Sarah VanderHeuvel said she probably wouldn’t have tuned in to watch the Division 4 state football championship game a year ago had her former Michigan Gators teammate, Olivia Viney, not been playing.
There’s a chance that without having seen Viney excel for Marine City, VanderHeuvel wouldn’t be spending the fall season as she is, kicking extra points and field goals for Port Huron Northern.
“It helped a lot knowing that a girl already did it,” VanderHeuvel said. “They won a state championship last year. That’s awesome.”
Viney is far from the first female to kick for her high school team, and she wasn’t the only one to be doing it a year ago in the Blue Water Area. But she was the first female to start in a state championship game in Michigan, and she set a state championship game record by nailing all seven of her extra point attempts.
This season, Viney is one of three area girls who will be kicking for her high school team, joined by VanderHeuvel and Marlette’s Mackenzie Kelly. All three are seniors and among the top girls soccer players in the area.
“A lot of girls ask me what it’s like,” Viney said. “They just want to know what it’s like to be one of the boys. They don’t ask me about joining, they just ask to know what the experience is.”
Viney describes the experience as a great one, and not just because of her record-setting performances. She has said multiple times that the support of her teammates, coaches and the community was what helped her through the season the most.
That’s something that, at least early on, the other two are seeing, as well.
“All of the coaches and everyone on the team has been really supportive,” VanderHeuvel said. “It’s been really nice.”
All three girls will only be handling extra point and field goal duties and not kicking off.

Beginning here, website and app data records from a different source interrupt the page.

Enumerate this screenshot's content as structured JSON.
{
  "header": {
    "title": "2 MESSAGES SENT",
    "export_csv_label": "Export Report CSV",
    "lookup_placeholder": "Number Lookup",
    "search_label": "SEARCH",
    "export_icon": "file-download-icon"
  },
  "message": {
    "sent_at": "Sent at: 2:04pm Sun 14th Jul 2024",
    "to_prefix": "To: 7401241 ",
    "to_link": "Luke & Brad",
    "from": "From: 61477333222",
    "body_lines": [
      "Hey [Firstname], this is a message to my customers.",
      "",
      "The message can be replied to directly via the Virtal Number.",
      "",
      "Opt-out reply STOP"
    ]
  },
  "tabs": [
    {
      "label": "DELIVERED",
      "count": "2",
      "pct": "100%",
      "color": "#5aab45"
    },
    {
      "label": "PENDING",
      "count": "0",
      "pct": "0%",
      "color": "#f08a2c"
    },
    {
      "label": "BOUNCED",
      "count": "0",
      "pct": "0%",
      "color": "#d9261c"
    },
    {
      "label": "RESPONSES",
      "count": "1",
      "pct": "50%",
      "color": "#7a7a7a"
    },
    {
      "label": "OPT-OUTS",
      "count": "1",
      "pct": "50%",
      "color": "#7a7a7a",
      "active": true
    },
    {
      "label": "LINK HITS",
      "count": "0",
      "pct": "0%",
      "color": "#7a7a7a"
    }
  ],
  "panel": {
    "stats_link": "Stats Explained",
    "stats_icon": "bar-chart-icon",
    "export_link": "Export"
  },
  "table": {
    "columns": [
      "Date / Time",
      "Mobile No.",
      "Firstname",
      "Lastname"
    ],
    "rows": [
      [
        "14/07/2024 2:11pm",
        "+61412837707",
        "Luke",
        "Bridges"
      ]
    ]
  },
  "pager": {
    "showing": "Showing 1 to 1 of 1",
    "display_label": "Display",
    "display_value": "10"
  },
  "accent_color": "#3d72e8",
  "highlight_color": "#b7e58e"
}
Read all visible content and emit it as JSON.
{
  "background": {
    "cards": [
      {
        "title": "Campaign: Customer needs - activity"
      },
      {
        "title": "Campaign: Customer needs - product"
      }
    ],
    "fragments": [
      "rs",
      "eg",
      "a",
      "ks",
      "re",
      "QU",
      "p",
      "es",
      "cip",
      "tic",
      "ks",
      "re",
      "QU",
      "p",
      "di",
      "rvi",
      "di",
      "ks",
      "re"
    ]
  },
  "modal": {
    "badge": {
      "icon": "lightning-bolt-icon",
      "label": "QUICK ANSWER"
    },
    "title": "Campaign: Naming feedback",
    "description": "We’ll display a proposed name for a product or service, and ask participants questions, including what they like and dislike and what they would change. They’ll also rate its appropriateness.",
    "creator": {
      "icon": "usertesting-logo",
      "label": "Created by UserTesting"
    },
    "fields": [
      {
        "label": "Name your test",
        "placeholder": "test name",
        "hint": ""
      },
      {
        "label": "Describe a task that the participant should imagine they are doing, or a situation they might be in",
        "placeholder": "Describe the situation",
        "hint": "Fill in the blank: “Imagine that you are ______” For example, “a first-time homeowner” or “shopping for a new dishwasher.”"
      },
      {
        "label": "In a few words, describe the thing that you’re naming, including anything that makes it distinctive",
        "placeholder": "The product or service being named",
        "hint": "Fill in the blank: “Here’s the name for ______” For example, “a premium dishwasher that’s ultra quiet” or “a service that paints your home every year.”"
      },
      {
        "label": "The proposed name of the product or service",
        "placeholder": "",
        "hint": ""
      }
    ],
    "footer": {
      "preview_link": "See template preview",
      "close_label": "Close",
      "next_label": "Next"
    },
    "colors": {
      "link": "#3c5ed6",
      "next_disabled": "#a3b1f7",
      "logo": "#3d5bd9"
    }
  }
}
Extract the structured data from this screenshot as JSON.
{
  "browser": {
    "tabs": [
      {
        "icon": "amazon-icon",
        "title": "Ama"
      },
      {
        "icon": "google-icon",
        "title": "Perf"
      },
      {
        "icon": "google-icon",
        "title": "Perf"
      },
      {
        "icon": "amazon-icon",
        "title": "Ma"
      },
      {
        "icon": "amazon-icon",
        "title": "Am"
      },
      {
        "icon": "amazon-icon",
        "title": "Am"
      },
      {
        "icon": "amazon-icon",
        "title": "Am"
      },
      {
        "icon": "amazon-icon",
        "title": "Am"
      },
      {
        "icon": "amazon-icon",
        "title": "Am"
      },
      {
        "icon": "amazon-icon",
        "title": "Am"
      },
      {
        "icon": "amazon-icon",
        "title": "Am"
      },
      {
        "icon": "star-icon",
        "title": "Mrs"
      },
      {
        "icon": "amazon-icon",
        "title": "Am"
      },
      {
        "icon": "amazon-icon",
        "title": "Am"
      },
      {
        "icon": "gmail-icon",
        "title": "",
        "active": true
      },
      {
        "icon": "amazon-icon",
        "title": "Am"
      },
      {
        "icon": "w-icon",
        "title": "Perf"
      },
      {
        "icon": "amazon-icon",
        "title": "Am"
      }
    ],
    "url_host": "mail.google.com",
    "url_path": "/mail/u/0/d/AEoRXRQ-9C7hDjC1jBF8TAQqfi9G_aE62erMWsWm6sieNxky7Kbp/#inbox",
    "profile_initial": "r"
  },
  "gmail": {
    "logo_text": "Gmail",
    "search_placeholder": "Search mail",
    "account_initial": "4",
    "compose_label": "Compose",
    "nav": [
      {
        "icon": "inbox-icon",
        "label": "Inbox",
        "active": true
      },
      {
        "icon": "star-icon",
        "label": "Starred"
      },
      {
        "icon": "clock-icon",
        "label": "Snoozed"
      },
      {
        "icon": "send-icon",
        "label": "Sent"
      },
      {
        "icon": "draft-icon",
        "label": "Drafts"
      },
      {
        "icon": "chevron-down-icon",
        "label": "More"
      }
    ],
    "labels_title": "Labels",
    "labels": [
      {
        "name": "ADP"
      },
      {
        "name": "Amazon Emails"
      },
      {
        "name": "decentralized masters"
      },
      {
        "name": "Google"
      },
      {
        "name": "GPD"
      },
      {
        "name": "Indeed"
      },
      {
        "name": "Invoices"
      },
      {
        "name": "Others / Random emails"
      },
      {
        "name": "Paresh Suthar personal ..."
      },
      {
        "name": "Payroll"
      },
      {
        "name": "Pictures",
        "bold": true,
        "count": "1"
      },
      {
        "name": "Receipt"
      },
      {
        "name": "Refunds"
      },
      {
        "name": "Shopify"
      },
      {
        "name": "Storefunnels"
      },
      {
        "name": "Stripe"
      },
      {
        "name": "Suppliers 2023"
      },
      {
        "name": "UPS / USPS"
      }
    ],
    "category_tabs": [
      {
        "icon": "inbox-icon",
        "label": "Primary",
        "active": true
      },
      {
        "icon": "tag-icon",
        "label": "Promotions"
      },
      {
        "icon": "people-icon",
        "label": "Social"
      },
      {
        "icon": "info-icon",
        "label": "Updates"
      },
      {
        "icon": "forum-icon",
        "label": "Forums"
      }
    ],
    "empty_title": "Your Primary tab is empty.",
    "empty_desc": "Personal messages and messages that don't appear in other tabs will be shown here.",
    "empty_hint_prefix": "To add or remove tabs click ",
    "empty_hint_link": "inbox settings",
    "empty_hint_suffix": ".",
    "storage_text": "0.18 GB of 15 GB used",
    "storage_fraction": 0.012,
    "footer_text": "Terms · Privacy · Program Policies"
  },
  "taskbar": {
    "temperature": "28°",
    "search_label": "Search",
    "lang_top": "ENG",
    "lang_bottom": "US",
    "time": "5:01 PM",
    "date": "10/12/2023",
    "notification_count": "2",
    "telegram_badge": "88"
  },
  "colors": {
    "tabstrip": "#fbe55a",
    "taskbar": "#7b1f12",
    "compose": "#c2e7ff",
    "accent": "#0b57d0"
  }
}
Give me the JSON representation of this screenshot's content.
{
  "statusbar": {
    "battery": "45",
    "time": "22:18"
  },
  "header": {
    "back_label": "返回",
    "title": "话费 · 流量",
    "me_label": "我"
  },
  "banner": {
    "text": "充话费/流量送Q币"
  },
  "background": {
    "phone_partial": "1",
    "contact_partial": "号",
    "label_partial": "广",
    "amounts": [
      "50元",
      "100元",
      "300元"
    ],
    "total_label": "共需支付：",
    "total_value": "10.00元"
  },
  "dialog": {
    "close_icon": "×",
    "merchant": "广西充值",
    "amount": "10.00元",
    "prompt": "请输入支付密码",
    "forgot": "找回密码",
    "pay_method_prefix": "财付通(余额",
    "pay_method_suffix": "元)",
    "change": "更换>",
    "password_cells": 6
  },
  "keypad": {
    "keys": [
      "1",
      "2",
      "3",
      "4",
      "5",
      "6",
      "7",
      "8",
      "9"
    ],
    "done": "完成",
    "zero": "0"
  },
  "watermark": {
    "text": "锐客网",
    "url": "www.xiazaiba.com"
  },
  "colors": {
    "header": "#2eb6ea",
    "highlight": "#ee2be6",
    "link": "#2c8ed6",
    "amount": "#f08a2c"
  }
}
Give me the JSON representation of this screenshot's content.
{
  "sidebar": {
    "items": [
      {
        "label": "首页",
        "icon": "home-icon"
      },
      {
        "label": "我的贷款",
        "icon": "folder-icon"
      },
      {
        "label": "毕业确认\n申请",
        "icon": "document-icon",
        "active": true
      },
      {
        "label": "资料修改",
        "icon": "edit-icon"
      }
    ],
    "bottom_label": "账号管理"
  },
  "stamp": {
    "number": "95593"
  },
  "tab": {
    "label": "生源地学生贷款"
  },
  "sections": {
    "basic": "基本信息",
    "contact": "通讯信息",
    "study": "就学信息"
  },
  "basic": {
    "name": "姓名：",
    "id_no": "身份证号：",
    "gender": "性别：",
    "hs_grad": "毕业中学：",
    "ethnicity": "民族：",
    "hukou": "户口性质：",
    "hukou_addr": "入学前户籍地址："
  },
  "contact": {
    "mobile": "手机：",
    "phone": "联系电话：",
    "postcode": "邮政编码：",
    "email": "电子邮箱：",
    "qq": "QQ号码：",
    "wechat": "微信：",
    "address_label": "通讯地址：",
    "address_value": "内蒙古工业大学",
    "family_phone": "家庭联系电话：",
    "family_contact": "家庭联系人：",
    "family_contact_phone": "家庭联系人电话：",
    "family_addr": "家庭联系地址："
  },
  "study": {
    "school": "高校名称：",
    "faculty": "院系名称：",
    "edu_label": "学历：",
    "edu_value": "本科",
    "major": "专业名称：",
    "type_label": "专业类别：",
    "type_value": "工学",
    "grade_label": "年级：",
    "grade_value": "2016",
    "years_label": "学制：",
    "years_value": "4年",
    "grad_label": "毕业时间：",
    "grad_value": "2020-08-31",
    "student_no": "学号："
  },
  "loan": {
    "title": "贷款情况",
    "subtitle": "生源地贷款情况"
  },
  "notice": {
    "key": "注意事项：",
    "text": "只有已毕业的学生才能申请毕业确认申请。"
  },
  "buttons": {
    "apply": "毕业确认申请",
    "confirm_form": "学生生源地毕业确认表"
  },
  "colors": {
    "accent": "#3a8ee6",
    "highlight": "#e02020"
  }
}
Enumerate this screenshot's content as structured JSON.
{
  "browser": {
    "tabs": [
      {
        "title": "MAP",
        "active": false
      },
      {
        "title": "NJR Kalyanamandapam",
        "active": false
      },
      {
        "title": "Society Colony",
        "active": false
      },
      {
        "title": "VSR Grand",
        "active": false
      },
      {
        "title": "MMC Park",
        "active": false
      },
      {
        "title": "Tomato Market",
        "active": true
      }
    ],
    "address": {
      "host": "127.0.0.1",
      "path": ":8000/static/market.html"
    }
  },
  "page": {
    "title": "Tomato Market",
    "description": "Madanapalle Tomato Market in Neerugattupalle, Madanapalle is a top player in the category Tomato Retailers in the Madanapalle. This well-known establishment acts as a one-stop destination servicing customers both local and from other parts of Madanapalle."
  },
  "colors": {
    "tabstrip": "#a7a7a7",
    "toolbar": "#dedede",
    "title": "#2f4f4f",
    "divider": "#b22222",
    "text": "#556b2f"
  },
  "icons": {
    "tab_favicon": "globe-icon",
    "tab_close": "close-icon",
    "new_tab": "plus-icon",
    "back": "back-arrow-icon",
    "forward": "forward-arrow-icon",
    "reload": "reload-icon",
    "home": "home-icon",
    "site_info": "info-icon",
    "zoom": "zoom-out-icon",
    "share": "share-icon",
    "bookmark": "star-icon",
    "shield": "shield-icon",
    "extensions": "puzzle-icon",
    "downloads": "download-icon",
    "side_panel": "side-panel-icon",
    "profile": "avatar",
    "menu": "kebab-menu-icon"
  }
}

That takes away some of the fear of them getting injured.
“(Marlette cross country coach Chris Titus) was a little surprised, but he didn’t care if I just did extra points and field goals,” said Kelly, a three-sport star at Marlette (cross country, basketball and soccer). “(Basketball coach Cathy) Storm actually supported it. But they were all afraid of me getting hurt.”
Kelly said she was aware of Viney, but that Viney’s success from a year ago didn’t play into her decision to come out for the team. She was actually approached to try it in early August, as Marlette has to replace a very consistent kicker in Ian Reagin.
“Someone said Marlette might need a kicker, so I went up there and practiced and tried,” she said. “It’s a bit different. I’m used to keeping the ball on the ground.”
Northern coach Pat Connell said he was very pleased with the way VanderHeuvel has been kicking in practice, adding that she recently made a 35-yarder in a simulated pressure situation. As it turns out, that’s how she prefers it.
“I don’t mind when we line up and they come at me,” she said. “I feel like I kick better when they do. I have to try to get it over them to not get blocked.”
While VanderHeuvel and Kelly are getting acclimated to a new sport, Viney has been able to focus on honing her craft. Although, it was pretty honed a year ago when she made a school record 61 extra points, missing just four. She was a First-Team All-Blue Water Area selection.
“My mindset is different,” she said. “I’m not so worried about trying to gain the support of the community,” she said. “I know I have the support of everyone, so now it’s trying to be consistent so I never miss a field goal.”
Viney believes we could see more female soccer players joining football teams, as their season is in the spring, while the boys’ season runs at the same time as football season. That’s something that Viney didn’t influence, but don’t be surprised to see more area girls opt for shoulder pads and a helmet in the future because of her, even if that’s something she never expected to inspire in the first place.
“When I moved up to varsity, I thought I would just go out there and kick some extra points,” Viney said. “I’ve been told there’s been seven girls signed up for junior football this year. Girls want me to sign their T-shirts and their copies of Sports Illustrated (Viney was featured in the magazine’s Faces in the Crowd).
“It was mostly after the state championship game, that’s when a lot of the outside of Marine City attention started coming, from different schools and different states. Even though the season had ended, it really didn’t end for another couple months.”